- **THE TASK**: The result should be every line of the listing that contains "number".

- **DATA EXTRACT**:
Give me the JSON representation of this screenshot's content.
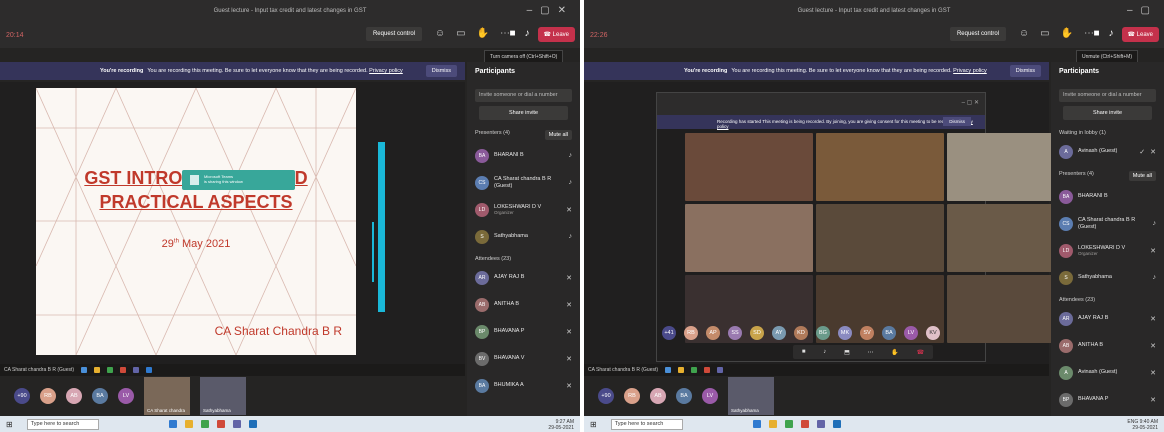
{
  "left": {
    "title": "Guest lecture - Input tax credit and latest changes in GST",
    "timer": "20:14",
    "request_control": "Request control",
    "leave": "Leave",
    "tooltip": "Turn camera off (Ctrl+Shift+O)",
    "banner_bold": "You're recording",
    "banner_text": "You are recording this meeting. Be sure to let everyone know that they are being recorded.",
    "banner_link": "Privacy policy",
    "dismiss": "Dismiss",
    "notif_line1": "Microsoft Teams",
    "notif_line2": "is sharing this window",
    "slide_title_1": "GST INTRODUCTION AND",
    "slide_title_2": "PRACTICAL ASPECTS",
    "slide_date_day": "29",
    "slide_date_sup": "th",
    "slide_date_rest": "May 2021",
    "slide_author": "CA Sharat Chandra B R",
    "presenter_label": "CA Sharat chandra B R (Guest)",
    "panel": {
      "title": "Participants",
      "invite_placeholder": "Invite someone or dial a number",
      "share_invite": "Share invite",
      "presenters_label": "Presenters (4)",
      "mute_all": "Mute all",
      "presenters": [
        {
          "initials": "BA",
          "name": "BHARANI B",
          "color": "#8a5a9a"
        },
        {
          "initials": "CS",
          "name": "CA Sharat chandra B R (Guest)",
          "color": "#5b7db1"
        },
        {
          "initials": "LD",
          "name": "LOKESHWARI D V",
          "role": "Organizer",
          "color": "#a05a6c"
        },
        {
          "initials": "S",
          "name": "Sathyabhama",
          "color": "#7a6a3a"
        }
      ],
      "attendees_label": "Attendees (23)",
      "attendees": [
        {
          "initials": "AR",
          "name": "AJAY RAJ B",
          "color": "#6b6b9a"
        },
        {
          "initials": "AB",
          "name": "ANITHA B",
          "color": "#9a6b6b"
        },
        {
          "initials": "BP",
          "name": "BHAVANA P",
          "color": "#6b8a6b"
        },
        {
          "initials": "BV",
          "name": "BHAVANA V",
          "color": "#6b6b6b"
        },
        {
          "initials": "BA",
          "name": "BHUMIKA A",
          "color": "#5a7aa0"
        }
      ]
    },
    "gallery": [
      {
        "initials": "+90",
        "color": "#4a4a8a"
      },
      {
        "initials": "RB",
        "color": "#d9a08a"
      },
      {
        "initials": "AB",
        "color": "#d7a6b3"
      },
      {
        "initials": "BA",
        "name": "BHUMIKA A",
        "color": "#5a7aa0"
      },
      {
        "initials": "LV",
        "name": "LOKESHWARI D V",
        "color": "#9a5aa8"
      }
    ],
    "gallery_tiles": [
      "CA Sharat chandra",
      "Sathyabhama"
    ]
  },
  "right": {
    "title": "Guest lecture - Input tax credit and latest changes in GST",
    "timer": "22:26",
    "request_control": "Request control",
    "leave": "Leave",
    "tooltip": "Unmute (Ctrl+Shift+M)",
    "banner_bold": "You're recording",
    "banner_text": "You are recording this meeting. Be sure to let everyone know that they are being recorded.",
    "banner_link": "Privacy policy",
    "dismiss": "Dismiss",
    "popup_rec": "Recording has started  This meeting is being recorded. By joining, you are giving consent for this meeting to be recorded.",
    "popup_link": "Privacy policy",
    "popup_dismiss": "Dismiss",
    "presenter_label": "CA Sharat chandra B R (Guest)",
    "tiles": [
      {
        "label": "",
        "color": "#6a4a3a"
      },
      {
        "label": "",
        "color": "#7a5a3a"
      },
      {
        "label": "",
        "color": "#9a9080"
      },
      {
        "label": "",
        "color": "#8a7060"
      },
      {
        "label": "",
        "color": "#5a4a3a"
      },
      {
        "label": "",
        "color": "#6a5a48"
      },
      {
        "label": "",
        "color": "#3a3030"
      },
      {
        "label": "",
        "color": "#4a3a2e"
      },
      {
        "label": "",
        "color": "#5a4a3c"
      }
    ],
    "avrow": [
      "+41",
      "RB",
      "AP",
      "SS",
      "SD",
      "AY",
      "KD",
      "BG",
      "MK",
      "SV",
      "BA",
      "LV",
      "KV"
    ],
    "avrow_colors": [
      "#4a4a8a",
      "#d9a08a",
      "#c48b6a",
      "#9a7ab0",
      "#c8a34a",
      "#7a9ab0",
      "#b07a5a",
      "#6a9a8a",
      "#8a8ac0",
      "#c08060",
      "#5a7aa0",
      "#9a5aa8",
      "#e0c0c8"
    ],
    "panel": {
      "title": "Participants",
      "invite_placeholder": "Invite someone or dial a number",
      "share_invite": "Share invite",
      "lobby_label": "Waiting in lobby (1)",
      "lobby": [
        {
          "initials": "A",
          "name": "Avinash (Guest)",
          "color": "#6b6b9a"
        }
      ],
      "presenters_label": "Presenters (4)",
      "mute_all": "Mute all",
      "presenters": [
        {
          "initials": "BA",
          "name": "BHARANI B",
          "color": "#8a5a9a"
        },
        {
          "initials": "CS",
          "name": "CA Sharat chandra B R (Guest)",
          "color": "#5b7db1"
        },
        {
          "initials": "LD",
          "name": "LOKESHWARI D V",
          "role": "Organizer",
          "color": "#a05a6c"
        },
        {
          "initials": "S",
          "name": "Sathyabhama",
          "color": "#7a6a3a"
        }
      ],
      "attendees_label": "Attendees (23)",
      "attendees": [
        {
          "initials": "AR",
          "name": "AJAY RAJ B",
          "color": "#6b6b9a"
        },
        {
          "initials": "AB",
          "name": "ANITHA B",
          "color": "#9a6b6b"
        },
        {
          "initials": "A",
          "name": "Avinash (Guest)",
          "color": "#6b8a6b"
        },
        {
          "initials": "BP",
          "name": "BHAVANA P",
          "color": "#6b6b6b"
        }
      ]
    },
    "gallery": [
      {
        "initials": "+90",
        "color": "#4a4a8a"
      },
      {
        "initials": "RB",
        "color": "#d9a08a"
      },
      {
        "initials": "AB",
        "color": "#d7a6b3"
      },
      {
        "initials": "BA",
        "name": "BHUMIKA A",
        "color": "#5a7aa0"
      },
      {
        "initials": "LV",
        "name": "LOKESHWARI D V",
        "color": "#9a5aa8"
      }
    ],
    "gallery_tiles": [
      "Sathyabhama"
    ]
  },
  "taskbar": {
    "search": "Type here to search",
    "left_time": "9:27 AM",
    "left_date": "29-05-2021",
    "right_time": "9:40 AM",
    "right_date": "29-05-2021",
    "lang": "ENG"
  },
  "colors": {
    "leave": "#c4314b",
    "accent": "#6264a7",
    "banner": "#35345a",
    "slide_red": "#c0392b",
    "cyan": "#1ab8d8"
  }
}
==
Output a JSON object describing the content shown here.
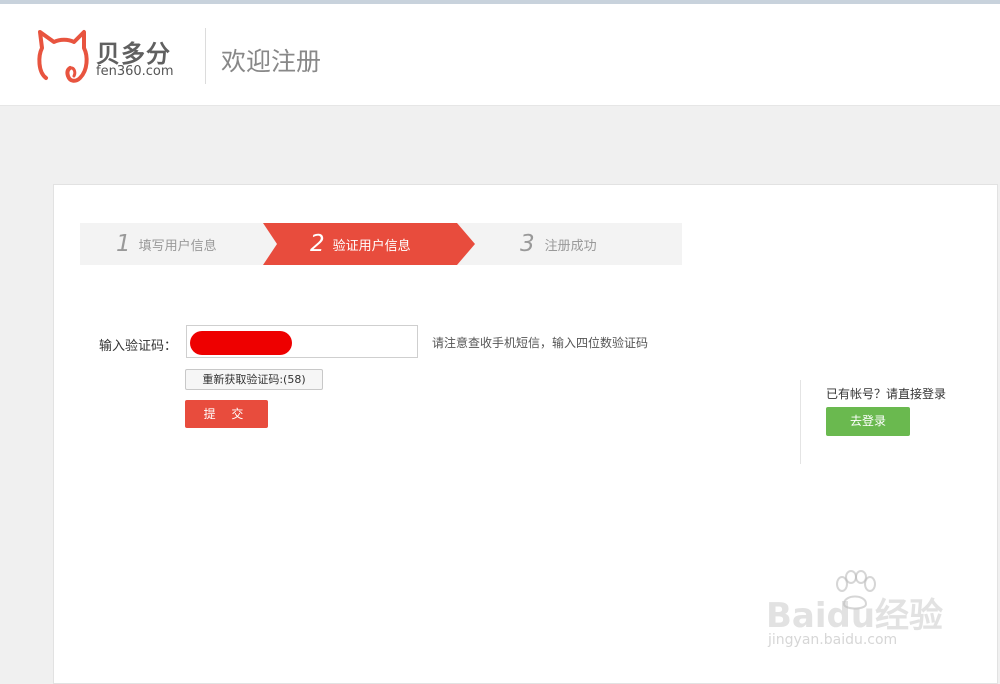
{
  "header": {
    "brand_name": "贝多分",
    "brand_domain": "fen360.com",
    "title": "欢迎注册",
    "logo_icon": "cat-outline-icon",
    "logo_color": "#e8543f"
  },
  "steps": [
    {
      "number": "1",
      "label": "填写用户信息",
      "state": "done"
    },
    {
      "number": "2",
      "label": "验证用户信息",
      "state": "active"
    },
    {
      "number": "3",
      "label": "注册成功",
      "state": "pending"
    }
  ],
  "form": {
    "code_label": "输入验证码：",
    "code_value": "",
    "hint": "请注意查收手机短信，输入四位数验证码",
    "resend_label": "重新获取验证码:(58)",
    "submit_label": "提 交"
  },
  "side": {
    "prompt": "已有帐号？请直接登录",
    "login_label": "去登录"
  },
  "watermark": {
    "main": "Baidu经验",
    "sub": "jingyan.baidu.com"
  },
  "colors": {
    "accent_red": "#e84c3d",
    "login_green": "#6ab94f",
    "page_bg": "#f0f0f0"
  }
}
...
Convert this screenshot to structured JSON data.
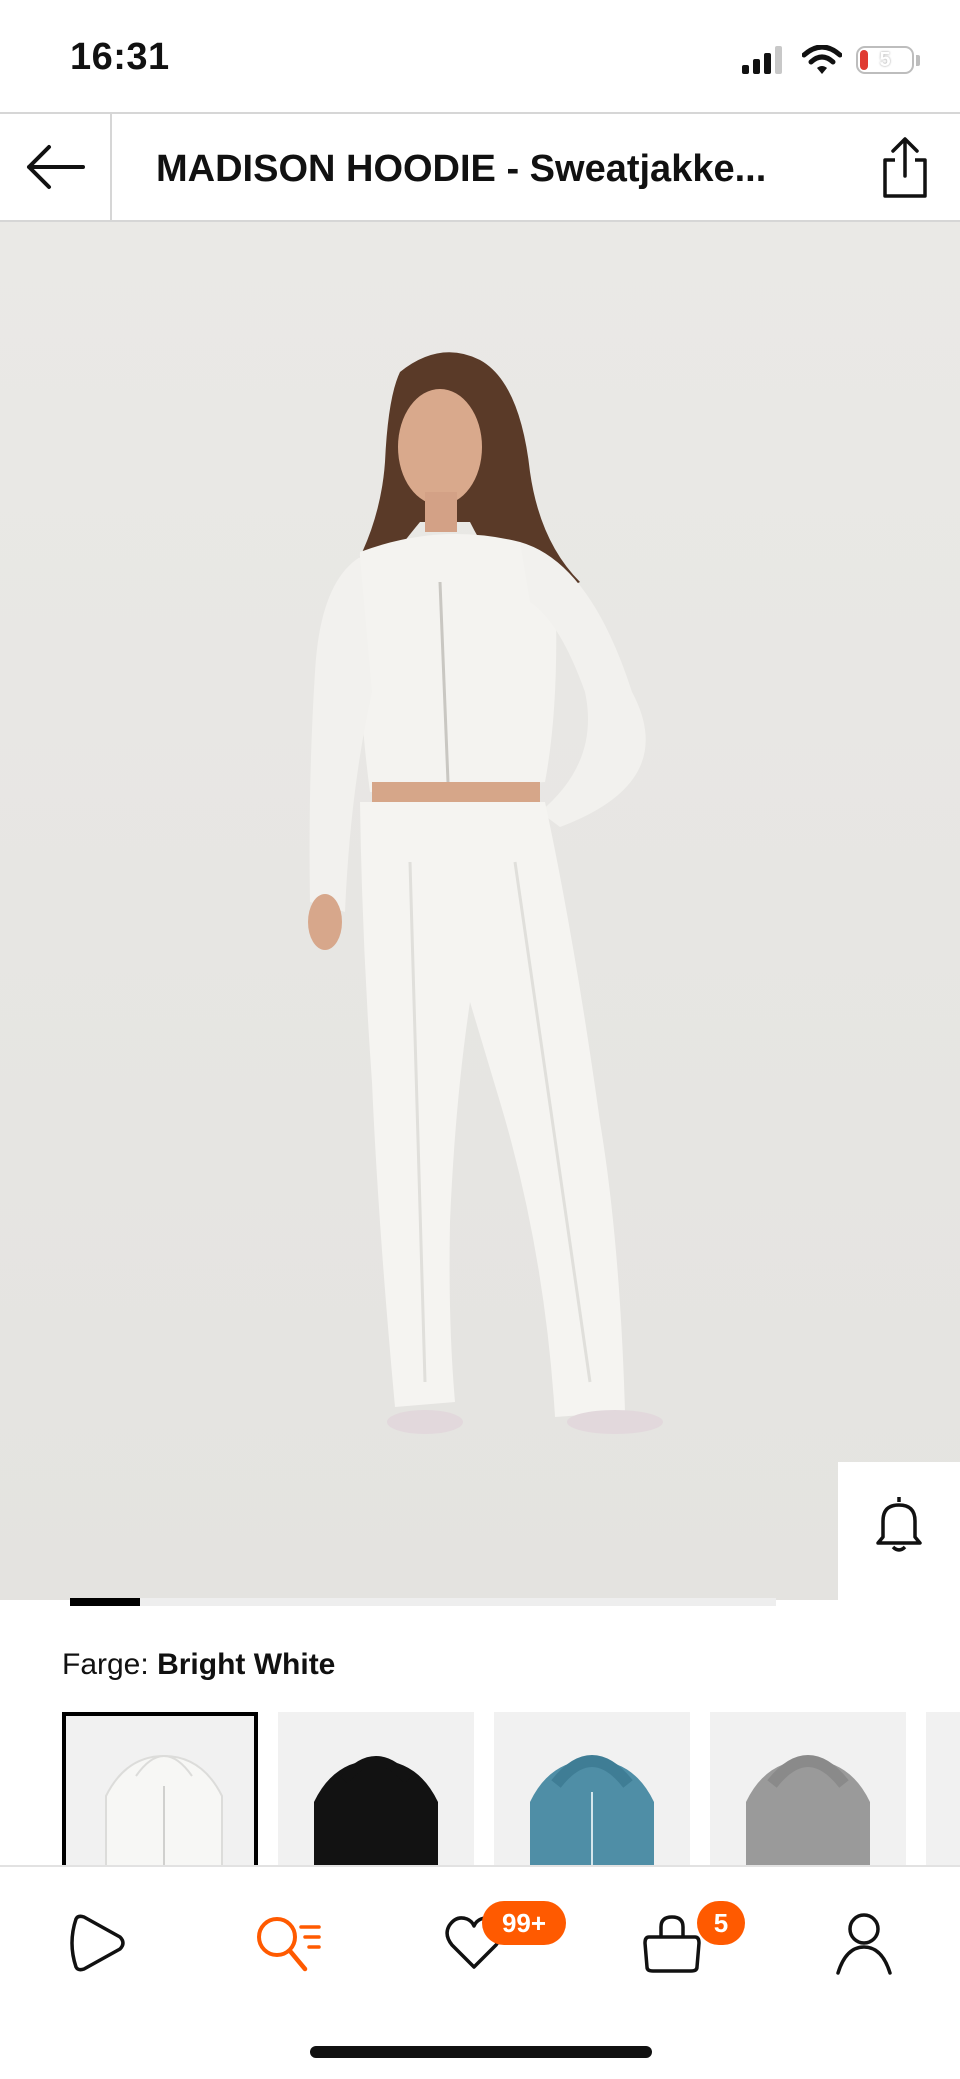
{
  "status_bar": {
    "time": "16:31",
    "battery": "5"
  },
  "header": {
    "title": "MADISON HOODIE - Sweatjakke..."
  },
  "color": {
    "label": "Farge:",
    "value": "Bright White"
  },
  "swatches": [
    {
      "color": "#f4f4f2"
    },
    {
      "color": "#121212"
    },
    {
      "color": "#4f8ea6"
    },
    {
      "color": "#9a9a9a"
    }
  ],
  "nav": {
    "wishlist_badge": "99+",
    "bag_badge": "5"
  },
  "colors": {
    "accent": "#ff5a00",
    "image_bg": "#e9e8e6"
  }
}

- **TASK OUTPUT**:
      "invite_placeholder": "Invite someone or dial a number",
      "invite_placeholder": "Invite someone or dial a number",
      "number": "1",
      "number": "2",
      "number": "3",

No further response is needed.